■ YOUR OBJECTIVE: Go through the material and copy each line that includes "Hodnota".

■ DATA TO USE:

Segment Open

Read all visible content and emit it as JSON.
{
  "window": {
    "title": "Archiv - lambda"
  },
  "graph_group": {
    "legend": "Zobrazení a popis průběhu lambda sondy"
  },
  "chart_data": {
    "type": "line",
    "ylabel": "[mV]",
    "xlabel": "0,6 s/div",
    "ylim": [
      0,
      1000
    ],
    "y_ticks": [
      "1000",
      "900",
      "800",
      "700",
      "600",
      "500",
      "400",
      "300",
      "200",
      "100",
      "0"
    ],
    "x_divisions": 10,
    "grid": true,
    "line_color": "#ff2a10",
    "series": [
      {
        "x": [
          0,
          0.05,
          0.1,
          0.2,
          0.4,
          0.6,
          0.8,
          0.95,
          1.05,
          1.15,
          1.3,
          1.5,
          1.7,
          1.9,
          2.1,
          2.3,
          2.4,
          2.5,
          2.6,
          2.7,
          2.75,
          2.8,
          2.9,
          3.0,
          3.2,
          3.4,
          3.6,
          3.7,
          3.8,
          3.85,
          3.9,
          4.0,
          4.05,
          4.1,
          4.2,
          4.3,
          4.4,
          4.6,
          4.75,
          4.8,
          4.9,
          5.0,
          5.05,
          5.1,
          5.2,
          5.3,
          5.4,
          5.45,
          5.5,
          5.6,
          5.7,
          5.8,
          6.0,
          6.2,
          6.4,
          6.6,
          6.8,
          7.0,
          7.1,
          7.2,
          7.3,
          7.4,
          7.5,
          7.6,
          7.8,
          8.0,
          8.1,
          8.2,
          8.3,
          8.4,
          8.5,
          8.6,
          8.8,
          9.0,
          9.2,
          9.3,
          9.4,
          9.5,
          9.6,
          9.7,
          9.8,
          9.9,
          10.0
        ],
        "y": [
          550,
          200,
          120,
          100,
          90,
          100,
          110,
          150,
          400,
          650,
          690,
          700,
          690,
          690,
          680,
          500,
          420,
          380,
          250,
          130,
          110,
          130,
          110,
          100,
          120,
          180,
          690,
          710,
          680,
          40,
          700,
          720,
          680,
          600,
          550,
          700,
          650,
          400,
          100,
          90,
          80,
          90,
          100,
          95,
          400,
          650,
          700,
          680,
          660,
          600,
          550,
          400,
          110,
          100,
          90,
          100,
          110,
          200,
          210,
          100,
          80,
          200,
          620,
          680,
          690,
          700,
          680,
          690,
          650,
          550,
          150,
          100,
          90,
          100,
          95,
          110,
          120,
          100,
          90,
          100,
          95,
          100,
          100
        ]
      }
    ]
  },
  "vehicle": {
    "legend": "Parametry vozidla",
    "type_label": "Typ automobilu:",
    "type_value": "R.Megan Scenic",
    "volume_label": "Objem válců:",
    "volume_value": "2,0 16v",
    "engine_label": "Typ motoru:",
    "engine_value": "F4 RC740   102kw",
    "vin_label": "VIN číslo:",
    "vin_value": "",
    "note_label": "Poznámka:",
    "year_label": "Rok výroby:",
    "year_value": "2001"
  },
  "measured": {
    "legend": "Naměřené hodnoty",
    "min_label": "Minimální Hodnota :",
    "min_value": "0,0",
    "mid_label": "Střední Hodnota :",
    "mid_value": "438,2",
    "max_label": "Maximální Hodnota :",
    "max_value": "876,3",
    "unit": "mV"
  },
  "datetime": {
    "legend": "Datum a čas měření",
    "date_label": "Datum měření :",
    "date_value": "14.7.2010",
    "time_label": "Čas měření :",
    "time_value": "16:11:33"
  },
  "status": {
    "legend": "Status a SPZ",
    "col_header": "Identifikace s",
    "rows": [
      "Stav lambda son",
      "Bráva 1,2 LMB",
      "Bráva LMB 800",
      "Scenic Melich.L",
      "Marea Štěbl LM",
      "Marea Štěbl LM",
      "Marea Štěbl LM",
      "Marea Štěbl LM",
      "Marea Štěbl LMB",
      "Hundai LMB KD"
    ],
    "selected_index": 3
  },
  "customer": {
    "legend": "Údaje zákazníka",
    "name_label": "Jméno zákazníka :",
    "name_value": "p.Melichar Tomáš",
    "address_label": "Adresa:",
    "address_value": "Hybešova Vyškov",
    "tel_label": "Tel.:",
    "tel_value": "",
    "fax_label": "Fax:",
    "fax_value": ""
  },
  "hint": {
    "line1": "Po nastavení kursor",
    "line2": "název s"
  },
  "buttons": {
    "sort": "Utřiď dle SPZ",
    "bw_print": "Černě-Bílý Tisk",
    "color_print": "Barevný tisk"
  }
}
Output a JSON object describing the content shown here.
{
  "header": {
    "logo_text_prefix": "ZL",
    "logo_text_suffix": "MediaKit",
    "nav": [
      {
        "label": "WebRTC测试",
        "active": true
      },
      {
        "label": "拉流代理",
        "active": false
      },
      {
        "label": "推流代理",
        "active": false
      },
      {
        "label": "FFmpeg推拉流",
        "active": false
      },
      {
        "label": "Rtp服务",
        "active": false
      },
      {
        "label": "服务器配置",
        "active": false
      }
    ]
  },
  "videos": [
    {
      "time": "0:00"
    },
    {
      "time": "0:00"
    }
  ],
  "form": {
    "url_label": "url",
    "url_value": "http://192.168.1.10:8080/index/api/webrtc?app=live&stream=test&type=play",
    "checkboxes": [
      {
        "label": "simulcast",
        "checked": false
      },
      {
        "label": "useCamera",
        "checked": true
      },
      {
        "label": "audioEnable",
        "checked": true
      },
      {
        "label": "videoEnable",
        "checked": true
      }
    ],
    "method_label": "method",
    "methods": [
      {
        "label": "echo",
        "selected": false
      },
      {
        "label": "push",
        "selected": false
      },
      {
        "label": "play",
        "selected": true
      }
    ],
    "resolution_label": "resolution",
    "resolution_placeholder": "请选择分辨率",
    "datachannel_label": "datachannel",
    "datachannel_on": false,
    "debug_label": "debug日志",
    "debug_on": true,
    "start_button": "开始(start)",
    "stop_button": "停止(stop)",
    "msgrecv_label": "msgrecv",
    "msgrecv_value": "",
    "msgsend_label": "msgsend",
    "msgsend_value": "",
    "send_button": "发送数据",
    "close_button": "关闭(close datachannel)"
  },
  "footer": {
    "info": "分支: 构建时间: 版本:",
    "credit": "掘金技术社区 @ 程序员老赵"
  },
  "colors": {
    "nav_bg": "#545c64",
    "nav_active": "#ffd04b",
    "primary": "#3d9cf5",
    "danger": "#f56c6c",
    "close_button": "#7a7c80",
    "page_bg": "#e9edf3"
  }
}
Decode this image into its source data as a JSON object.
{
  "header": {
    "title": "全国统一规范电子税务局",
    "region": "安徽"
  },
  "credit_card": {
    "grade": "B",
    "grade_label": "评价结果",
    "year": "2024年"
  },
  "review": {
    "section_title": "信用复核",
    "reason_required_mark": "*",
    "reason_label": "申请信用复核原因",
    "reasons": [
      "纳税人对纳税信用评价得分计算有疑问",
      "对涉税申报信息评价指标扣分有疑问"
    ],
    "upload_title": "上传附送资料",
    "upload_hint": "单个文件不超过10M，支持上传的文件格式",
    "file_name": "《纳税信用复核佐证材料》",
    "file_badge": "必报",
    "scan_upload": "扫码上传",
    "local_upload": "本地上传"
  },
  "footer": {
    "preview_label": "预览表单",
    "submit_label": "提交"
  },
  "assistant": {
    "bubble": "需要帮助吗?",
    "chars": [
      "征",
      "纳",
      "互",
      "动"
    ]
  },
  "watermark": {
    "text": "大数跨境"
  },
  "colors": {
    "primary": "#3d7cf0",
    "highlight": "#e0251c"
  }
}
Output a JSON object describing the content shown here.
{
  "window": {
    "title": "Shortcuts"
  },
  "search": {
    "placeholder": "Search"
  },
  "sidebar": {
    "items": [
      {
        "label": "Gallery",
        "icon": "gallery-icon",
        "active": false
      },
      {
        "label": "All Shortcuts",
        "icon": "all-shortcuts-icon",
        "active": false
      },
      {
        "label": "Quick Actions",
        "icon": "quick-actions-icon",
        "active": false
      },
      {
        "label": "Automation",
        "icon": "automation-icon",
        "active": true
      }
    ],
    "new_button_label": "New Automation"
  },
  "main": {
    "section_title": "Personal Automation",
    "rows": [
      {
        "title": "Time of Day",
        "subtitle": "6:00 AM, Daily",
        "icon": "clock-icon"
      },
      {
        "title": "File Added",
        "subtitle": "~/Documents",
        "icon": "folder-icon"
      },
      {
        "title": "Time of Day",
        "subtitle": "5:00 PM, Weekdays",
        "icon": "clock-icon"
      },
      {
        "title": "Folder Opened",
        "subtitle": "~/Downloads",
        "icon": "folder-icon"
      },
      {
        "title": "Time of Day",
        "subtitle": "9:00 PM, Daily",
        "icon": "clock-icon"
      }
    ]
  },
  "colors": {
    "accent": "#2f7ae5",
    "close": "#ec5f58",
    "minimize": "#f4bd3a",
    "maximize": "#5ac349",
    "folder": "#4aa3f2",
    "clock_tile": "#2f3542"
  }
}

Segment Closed

■ OUTPUT OF THE TASK:
    "min_label": "Minimální Hodnota :",
    "mid_label": "Střední Hodnota :",
    "max_label": "Maximální Hodnota :",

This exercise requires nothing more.